An Editorial Exception?
This article is from the archive of The New York Sun before the launch of its new website in 2022. The Sun has neither altered nor updated such articles but will seek to correct any errors, mis-categorizations or other problems introduced during transfer.
Well, that didn’t take long. It was only in January that the Supreme Court, in one of the greatest First Amendment cases in American history, declared that the employment discrimination laws couldn’t be brought against a church over the firing of a minister, even in the face of allegations that it fired the minister for threating to file an employment discrimination claim. “The interest of society in the enforcement of employment discrimination statutes is undoubtedly important,” wrote the Chief Justice of America, John Roberts, for a unanimous court. “But so too is the interest of religious groups in choosing who will preach their beliefs, teach their faith, and carry out their mission. When a minister who has been fired sues her church alleging that her termination was discriminatory, the First Amendment has struck the balance for us. The church must be free to choose those who will guide it on its way.”
Well, if churches must be free to choose those who will guide them, what about newspapers? They are covered, after all, by the same First Amendment that prohibits the Congress from interfering with religion. This is the question that hangs over the case that is being levied against the New York Post by an editor it fired in the dispute over the infamous editorial cartoon that was published in 2009 and that, as Reuters put it the other day, “appeared to liken President Barack Obama to a chimpanzee.” Our instinct is that the editor who objected so vociferously, Sandra Guzman, had the better part of judgment in respect of whether the cartoon was offensive. Rupert Murdoch himself eventually issued an apology. It’s another question, however, whether the newspaper broke the employment discrimination laws when it fired Ms. Guzman, who says that her firing was in retaliation for her complaints.

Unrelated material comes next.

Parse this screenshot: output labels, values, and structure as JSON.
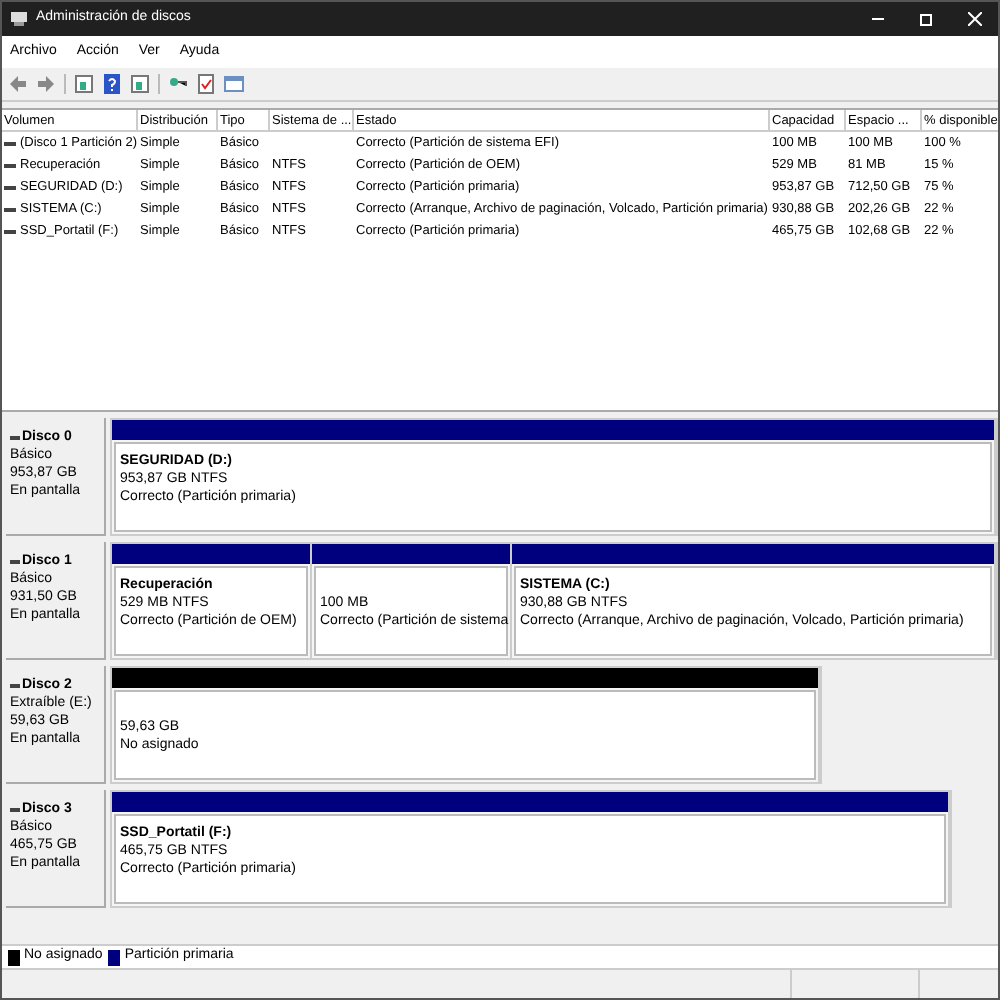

The case is in the news because the other day a magistrate judge in federal court in New York ordered the editor of the Post, Col Allan, to answer questions that, according to the Reuters dispatch, the Post asserts would let Ms. Guzman “breach ‘the heart of the editorial process.’” The Post is appealing the order to a full federal district judge. How far it will press the issue, we don’t know. But we wish the Post luck. When the Supreme Court handed down its ruling in the Hosanna-Tabor case, the phrase it used to describe the rights of the church was a “ministerial exception,” as in there’s a “ministerial exception” to the employment discrimination laws. Our question is why the exception should be limited to ministers. The First Amendment that protects the churches is the same one that protects the newspapers, who need to be unfettered in choosing who — to paraphrase the Supreme Court — will preach their beliefs, teach their faith, make up their front pages, and decide whether their cartoons are offensive. Why should newspapers play second fiddle under the First Amendment?